In a 2-years carcinogenicity study in rats, amiodarone caused an increase in thyroid follicular tumours (adenomas and/or carcinomas) in both sexes at clinical relevant exposures. Since mutagenicity findings were negative, an epigenic rather than genotoxic mechanism is proposed for this type of tumour induction. In the mouse, carcinomas were not observed, but a dose-dependent thyroid follicular hyperplasia was seen. These effects on the thyroid in rats and mice are most likely due to effects of amiodarone on the synthesis and/or release of thyroid gland hormones. The relevance of these findings to man is low.
Polysorbate 80 Benzyl alcohol
Hydrochloric acid (for pH adjustment) Sodium hydroxide (for pH adjustment) Water for injections
This medicinal product must not be mixed with other medicinal products except those mentioned in section 6.6.
The following active substances or solution for reconstitution/dilution or equipment/devices should not be administered simultaneously:
Administration equipment or devices containing plasticizers such as DEHP.
Do not store above 25 °C.
Keep the vials in the outer carton in order to protect from light.
For storage conditions of the diluted medicinal product, see section 6.3.
Amiodarone Hydrochloride 50 mg/ml Concentrate for Solution for Injection and Infusion is contained in 5 ml amber glass type I vials closed with butyl rubber stopper and aluminium seal with a grey flip-off button.
Pack sizes: Carton containing 1, 5, 6, 10 or 25 vials.
Not all pack sizes may be marketed.
For single dose use only. Discard any unused solution immediately after initial use.
The dilution is to be made under aseptic conditions. Before use, the sterile concentrate should be visually inspected for clarity, particulate matter, discolouration and the integrity of the container. The solution should only be used if it is clear, free from particles and the container is undamaged and intact.
Prior to administration by intravenous infusion, Amiodarone Hydrochloride 50 mg/ml Sterile Concentrate should be diluted according to directions with the recommended infusion fluid, 5% w/v Glucose Intravenous Infusion. The contents of one vial of the sterile concentrate diluted as recommended in 250 ml of 5% w/v Glucose Intravenous infusion contains 0.6 mg/ml of Amiodarone Hydrochloride.

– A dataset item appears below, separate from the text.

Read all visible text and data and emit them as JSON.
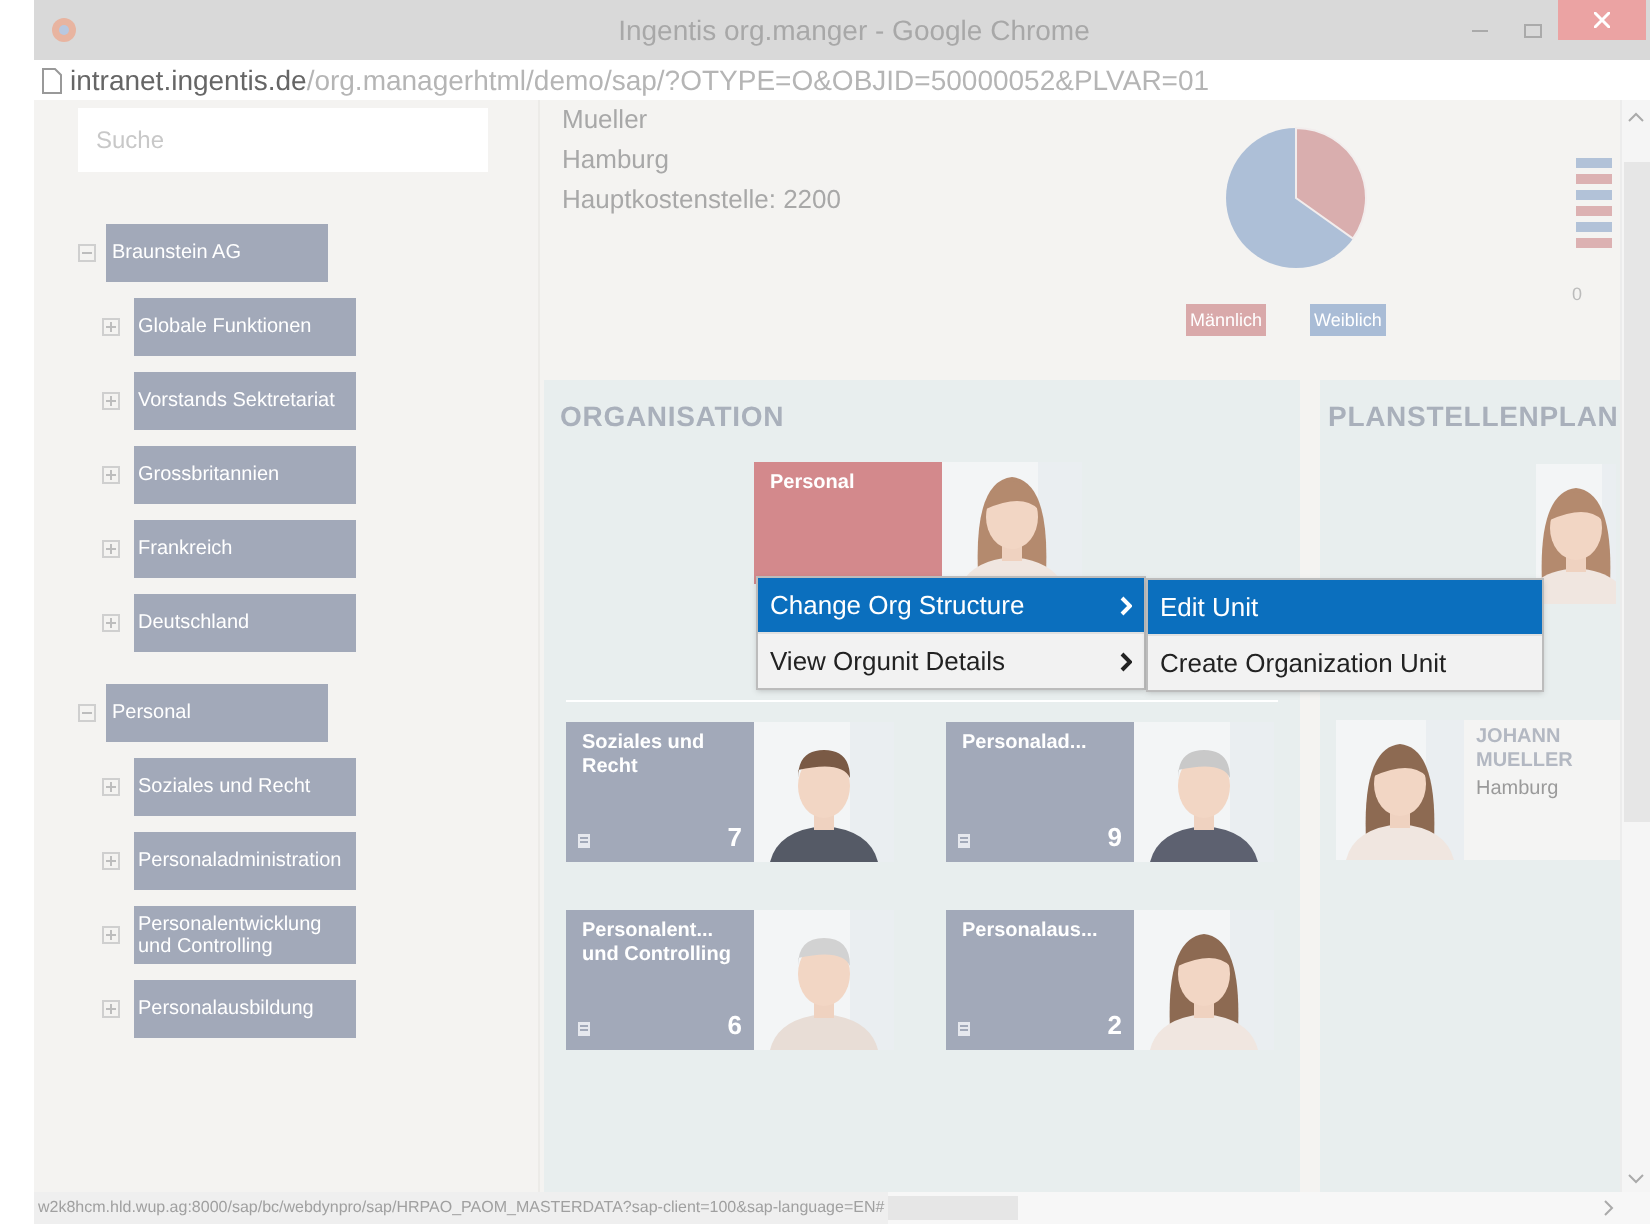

Solutions containing less than 300 mg of amiodarone (two vials) in 500 ml of 5% w/v Glucose Intravenous Infusion are not stable and must not be used. It should also be stressed that no other compounds are to be mixed with amiodarone infusion solution.
Amiodarone Hydrochloride 50 mg/ml Concentrate for Solution for Injection and Infusion should be administered solely in 5% w/v Glucose Intravenous Infusion. Amiodarone Hydrochloride 50 mg/ml Concentrate for Solution for Injection and Infusion must not be mixed with other medicinal products in the same syringe.
The calculated dose is diluted with 250 ml 5% w/v Glucose Intravenous Infusion.
See section 4.2.
150-300 mg (corresponding to 3-6 ml Amiodarone Hydrochloride 50 mg/ml Concentrate for Solution for Injection and Infusion) is diluted with 10-20 ml 5% w/v Glucose Intravenous Infusion. See section 4.2.
Any unused product or waste material should be disposed of in accordance with local requirements.
Sandoz Limited Frimley Business Park,